> **Information provided**:
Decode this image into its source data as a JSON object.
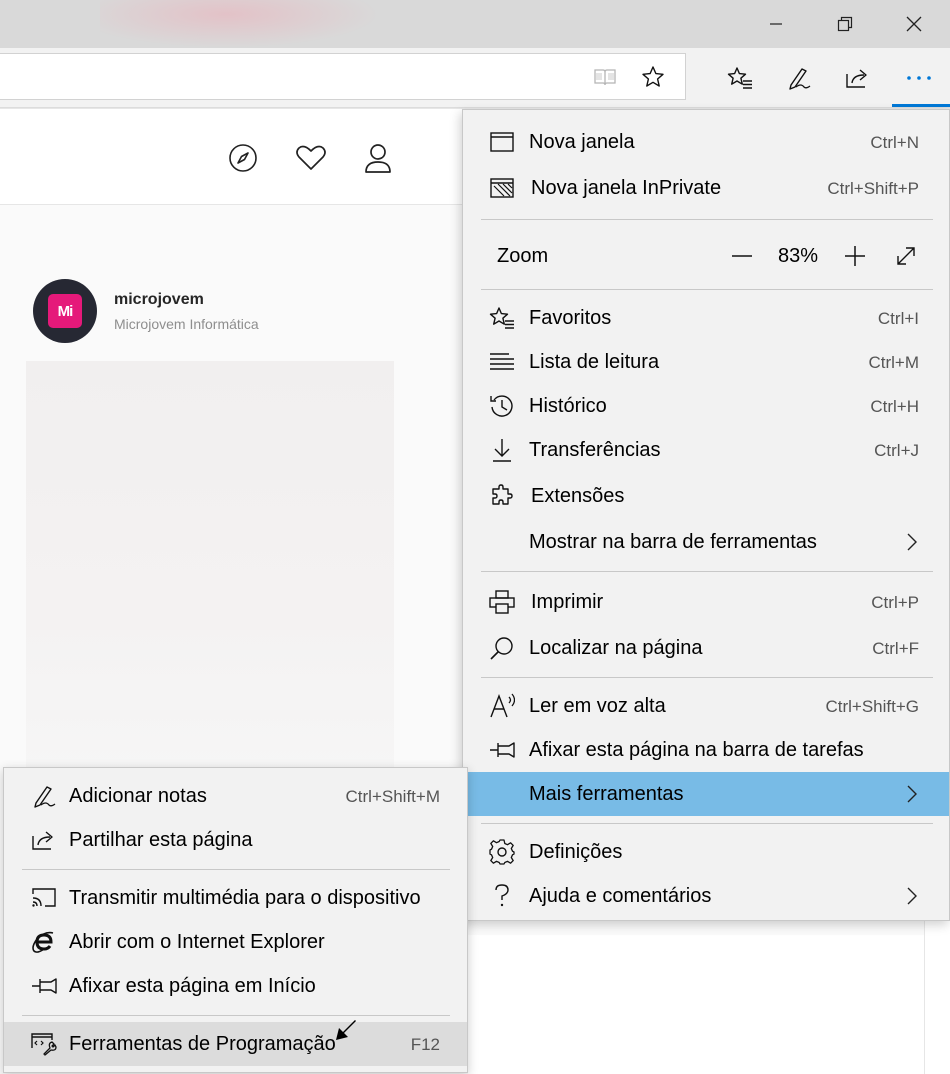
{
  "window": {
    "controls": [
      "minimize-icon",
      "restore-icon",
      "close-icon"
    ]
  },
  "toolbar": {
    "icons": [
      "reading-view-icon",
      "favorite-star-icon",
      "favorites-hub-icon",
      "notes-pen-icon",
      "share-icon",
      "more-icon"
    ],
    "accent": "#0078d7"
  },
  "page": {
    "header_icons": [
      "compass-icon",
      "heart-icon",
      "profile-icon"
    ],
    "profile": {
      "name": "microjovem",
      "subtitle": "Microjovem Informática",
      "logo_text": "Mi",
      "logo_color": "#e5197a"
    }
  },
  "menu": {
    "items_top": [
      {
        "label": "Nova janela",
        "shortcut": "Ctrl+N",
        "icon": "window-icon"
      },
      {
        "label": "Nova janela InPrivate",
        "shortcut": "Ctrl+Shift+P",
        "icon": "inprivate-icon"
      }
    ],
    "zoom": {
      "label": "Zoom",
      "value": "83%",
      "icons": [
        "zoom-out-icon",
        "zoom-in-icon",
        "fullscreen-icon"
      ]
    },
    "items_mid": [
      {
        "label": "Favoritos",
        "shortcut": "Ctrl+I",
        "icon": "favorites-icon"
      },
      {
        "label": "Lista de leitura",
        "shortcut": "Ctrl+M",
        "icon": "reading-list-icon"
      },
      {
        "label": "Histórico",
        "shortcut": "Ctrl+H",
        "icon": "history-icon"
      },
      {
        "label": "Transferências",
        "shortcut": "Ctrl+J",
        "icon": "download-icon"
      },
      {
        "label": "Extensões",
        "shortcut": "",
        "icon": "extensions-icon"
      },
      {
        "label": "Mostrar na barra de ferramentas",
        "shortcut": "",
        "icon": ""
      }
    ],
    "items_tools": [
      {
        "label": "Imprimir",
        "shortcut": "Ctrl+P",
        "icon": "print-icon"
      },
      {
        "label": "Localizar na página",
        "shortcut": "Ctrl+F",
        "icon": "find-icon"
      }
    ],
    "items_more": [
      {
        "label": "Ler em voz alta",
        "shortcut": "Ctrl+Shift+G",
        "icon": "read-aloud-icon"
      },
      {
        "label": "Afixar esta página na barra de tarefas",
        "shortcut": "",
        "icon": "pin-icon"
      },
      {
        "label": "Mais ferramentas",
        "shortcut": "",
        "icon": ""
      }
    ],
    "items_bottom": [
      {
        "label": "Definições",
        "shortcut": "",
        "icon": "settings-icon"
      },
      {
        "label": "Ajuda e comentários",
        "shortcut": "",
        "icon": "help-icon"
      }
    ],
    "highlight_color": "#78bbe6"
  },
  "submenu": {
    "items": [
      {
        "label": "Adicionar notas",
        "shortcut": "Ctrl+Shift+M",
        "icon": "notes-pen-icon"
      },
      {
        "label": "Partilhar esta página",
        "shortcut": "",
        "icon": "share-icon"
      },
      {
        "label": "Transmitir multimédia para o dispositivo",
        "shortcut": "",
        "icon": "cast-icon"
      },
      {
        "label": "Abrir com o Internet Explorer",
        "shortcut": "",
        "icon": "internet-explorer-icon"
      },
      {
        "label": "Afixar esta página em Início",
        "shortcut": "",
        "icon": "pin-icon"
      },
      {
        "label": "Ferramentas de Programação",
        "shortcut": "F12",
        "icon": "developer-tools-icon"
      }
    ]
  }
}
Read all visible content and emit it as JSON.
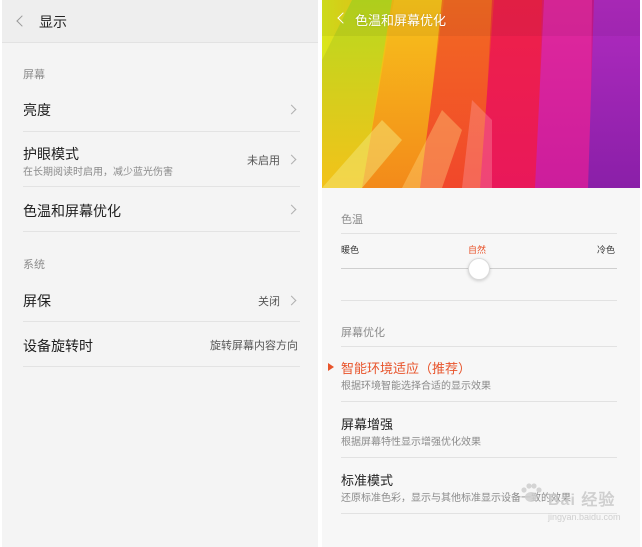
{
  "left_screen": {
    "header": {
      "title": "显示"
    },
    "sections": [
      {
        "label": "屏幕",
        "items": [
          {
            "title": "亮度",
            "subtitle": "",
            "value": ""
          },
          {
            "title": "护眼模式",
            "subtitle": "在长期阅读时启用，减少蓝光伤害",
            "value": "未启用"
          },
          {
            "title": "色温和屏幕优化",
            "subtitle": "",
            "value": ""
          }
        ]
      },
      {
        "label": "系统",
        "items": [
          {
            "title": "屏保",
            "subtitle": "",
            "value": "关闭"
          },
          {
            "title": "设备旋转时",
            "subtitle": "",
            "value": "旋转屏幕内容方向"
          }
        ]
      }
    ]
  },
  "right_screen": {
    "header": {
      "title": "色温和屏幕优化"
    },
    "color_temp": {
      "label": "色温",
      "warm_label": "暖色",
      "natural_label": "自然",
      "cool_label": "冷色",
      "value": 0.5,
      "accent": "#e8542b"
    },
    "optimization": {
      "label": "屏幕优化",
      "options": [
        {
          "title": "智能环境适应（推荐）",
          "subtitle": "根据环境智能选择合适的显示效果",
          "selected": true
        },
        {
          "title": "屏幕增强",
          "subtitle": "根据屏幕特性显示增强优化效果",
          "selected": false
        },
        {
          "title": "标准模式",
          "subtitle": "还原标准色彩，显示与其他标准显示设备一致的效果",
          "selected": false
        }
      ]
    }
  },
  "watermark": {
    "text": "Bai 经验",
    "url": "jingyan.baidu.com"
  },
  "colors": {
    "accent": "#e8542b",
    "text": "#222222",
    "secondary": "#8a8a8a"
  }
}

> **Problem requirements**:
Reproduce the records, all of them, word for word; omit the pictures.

> **Result below**:
Decode this image into its source data as a JSON object.
{
  "window": {
    "controls": [
      "minimize-icon",
      "restore-icon",
      "close-icon"
    ]
  },
  "toolbar": {
    "icons": [
      "reading-view-icon",
      "favorite-star-icon",
      "favorites-hub-icon",
      "notes-pen-icon",
      "share-icon",
      "more-icon"
    ],
    "accent": "#0078d7"
  },
  "page": {
    "header_icons": [
      "compass-icon",
      "heart-icon",
      "profile-icon"
    ],
    "profile": {
      "name": "microjovem",
      "subtitle": "Microjovem Informática",
      "logo_text": "Mi",
      "logo_color": "#e5197a"
    }
  },
  "menu": {
    "items_top": [
      {
        "label": "Nova janela",
        "shortcut": "Ctrl+N",
        "icon": "window-icon"
      },
      {
        "label": "Nova janela InPrivate",
        "shortcut": "Ctrl+Shift+P",
        "icon": "inprivate-icon"
      }
    ],
    "zoom": {
      "label": "Zoom",
      "value": "83%",
      "icons": [
        "zoom-out-icon",
        "zoom-in-icon",
        "fullscreen-icon"
      ]
    },
    "items_mid": [
      {
        "label": "Favoritos",
        "shortcut": "Ctrl+I",
        "icon": "favorites-icon"
      },
      {
        "label": "Lista de leitura",
        "shortcut": "Ctrl+M",
        "icon": "reading-list-icon"
      },
      {
        "label": "Histórico",
        "shortcut": "Ctrl+H",
        "icon": "history-icon"
      },
      {
        "label": "Transferências",
        "shortcut": "Ctrl+J",
        "icon": "download-icon"
      },
      {
        "label": "Extensões",
        "shortcut": "",
        "icon": "extensions-icon"
      },
      {
        "label": "Mostrar na barra de ferramentas",
        "shortcut": "",
        "icon": ""
      }
    ],
    "items_tools": [
      {
        "label": "Imprimir",
        "shortcut": "Ctrl+P",
        "icon": "print-icon"
      },
      {
        "label": "Localizar na página",
        "shortcut": "Ctrl+F",
        "icon": "find-icon"
      }
    ],
    "items_more": [
      {
        "label": "Ler em voz alta",
        "shortcut": "Ctrl+Shift+G",
        "icon": "read-aloud-icon"
      },
      {
        "label": "Afixar esta página na barra de tarefas",
        "shortcut": "",
        "icon": "pin-icon"
      },
      {
        "label": "Mais ferramentas",
        "shortcut": "",
        "icon": ""
      }
    ],
    "items_bottom": [
      {
        "label": "Definições",
        "shortcut": "",
        "icon": "settings-icon"
      },
      {
        "label": "Ajuda e comentários",
        "shortcut": "",
        "icon": "help-icon"
      }
    ],
    "highlight_color": "#78bbe6"
  },
  "submenu": {
    "items": [
      {
        "label": "Adicionar notas",
        "shortcut": "Ctrl+Shift+M",
        "icon": "notes-pen-icon"
      },
      {
        "label": "Partilhar esta página",
        "shortcut": "",
        "icon": "share-icon"
      },
      {
        "label": "Transmitir multimédia para o dispositivo",
        "shortcut": "",
        "icon": "cast-icon"
      },
      {
        "label": "Abrir com o Internet Explorer",
        "shortcut": "",
        "icon": "internet-explorer-icon"
      },
      {
        "label": "Afixar esta página em Início",
        "shortcut": "",
        "icon": "pin-icon"
      },
      {
        "label": "Ferramentas de Programação",
        "shortcut": "F12",
        "icon": "developer-tools-icon"
      }
    ]
  }
}
Read all visible content and emit it as JSON.
{
  "left_screen": {
    "header": {
      "title": "显示"
    },
    "sections": [
      {
        "label": "屏幕",
        "items": [
          {
            "title": "亮度",
            "subtitle": "",
            "value": ""
          },
          {
            "title": "护眼模式",
            "subtitle": "在长期阅读时启用，减少蓝光伤害",
            "value": "未启用"
          },
          {
            "title": "色温和屏幕优化",
            "subtitle": "",
            "value": ""
          }
        ]
      },
      {
        "label": "系统",
        "items": [
          {
            "title": "屏保",
            "subtitle": "",
            "value": "关闭"
          },
          {
            "title": "设备旋转时",
            "subtitle": "",
            "value": "旋转屏幕内容方向"
          }
        ]
      }
    ]
  },
  "right_screen": {
    "header": {
      "title": "色温和屏幕优化"
    },
    "color_temp": {
      "label": "色温",
      "warm_label": "暖色",
      "natural_label": "自然",
      "cool_label": "冷色",
      "value": 0.5,
      "accent": "#e8542b"
    },
    "optimization": {
      "label": "屏幕优化",
      "options": [
        {
          "title": "智能环境适应（推荐）",
          "subtitle": "根据环境智能选择合适的显示效果",
          "selected": true
        },
        {
          "title": "屏幕增强",
          "subtitle": "根据屏幕特性显示增强优化效果",
          "selected": false
        },
        {
          "title": "标准模式",
          "subtitle": "还原标准色彩，显示与其他标准显示设备一致的效果",
          "selected": false
        }
      ]
    }
  },
  "watermark": {
    "text": "Bai 经验",
    "url": "jingyan.baidu.com"
  },
  "colors": {
    "accent": "#e8542b",
    "text": "#222222",
    "secondary": "#8a8a8a"
  }
}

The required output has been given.